» **Exercise directions**
Each record is to be written out exactly as it appears.

^^^^

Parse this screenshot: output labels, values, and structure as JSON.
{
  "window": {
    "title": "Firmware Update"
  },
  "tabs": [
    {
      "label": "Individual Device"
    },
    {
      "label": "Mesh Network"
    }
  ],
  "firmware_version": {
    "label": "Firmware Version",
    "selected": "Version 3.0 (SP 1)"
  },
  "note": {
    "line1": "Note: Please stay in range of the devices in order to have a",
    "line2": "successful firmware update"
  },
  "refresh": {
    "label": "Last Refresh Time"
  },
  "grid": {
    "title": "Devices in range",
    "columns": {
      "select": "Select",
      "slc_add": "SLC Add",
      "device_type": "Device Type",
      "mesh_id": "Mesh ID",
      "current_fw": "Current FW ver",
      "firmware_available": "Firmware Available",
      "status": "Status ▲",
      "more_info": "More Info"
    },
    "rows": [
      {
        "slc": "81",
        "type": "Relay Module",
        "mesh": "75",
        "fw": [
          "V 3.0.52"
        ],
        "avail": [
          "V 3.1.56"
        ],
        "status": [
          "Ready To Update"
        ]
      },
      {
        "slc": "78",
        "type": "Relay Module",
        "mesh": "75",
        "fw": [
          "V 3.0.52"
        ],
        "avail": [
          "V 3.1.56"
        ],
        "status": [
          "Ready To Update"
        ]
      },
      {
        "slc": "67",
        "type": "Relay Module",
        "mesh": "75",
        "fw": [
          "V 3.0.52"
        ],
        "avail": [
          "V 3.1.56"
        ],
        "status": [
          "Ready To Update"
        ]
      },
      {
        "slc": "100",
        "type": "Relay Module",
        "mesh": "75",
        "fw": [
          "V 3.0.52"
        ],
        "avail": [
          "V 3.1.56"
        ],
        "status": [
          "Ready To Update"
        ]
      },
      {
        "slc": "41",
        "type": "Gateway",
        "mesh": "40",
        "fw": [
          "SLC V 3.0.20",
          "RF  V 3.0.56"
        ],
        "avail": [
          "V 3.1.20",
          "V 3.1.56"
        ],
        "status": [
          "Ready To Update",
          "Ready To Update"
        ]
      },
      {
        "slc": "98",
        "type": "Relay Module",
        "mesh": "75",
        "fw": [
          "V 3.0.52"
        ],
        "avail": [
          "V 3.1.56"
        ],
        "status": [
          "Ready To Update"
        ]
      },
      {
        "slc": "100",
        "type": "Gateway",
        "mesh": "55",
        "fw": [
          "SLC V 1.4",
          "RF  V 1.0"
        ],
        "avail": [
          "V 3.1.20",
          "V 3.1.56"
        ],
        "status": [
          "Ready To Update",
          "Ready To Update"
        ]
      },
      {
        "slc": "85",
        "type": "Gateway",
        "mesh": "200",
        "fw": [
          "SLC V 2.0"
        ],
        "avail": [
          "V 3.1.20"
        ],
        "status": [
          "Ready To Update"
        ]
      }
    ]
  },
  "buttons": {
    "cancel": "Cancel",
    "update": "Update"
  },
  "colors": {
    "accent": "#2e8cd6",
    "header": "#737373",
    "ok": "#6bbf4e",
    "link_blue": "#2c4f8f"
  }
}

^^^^

» **Your solution**
Parse this screenshot: output labels, values, and structure as JSON.
{
  "window": {
    "title": "Firmware Update"
  },
  "tabs": [
    {
      "label": "Individual Device"
    },
    {
      "label": "Mesh Network"
    }
  ],
  "firmware_version": {
    "label": "Firmware Version",
    "selected": "Version 3.0 (SP 1)"
  },
  "note": {
    "line1": "Note: Please stay in range of the devices in order to have a",
    "line2": "successful firmware update"
  },
  "refresh": {
    "label": "Last Refresh Time"
  },
  "grid": {
    "title": "Devices in range",
    "columns": {
      "select": "Select",
      "slc_add": "SLC Add",
      "device_type": "Device Type",
      "mesh_id": "Mesh ID",
      "current_fw": "Current FW ver",
      "firmware_available": "Firmware Available",
      "status": "Status ▲",
      "more_info": "More Info"
    },
    "rows": [
      {
        "slc": "81",
        "type": "Relay Module",
        "mesh": "75",
        "fw": [
          "V 3.0.52"
        ],
        "avail": [
          "V 3.1.56"
        ],
        "status": [
          "Ready To Update"
        ]
      },
      {
        "slc": "78",
        "type": "Relay Module",
        "mesh": "75",
        "fw": [
          "V 3.0.52"
        ],
        "avail": [
          "V 3.1.56"
        ],
        "status": [
          "Ready To Update"
        ]
      },
      {
        "slc": "67",
        "type": "Relay Module",
        "mesh": "75",
        "fw": [
          "V 3.0.52"
        ],
        "avail": [
          "V 3.1.56"
        ],
        "status": [
          "Ready To Update"
        ]
      },
      {
        "slc": "100",
        "type": "Relay Module",
        "mesh": "75",
        "fw": [
          "V 3.0.52"
        ],
        "avail": [
          "V 3.1.56"
        ],
        "status": [
          "Ready To Update"
        ]
      },
      {
        "slc": "41",
        "type": "Gateway",
        "mesh": "40",
        "fw": [
          "SLC V 3.0.20",
          "RF  V 3.0.56"
        ],
        "avail": [
          "V 3.1.20",
          "V 3.1.56"
        ],
        "status": [
          "Ready To Update",
          "Ready To Update"
        ]
      },
      {
        "slc": "98",
        "type": "Relay Module",
        "mesh": "75",
        "fw": [
          "V 3.0.52"
        ],
        "avail": [
          "V 3.1.56"
        ],
        "status": [
          "Ready To Update"
        ]
      },
      {
        "slc": "100",
        "type": "Gateway",
        "mesh": "55",
        "fw": [
          "SLC V 1.4",
          "RF  V 1.0"
        ],
        "avail": [
          "V 3.1.20",
          "V 3.1.56"
        ],
        "status": [
          "Ready To Update",
          "Ready To Update"
        ]
      },
      {
        "slc": "85",
        "type": "Gateway",
        "mesh": "200",
        "fw": [
          "SLC V 2.0"
        ],
        "avail": [
          "V 3.1.20"
        ],
        "status": [
          "Ready To Update"
        ]
      }
    ]
  },
  "buttons": {
    "cancel": "Cancel",
    "update": "Update"
  },
  "colors": {
    "accent": "#2e8cd6",
    "header": "#737373",
    "ok": "#6bbf4e",
    "link_blue": "#2c4f8f"
  }
}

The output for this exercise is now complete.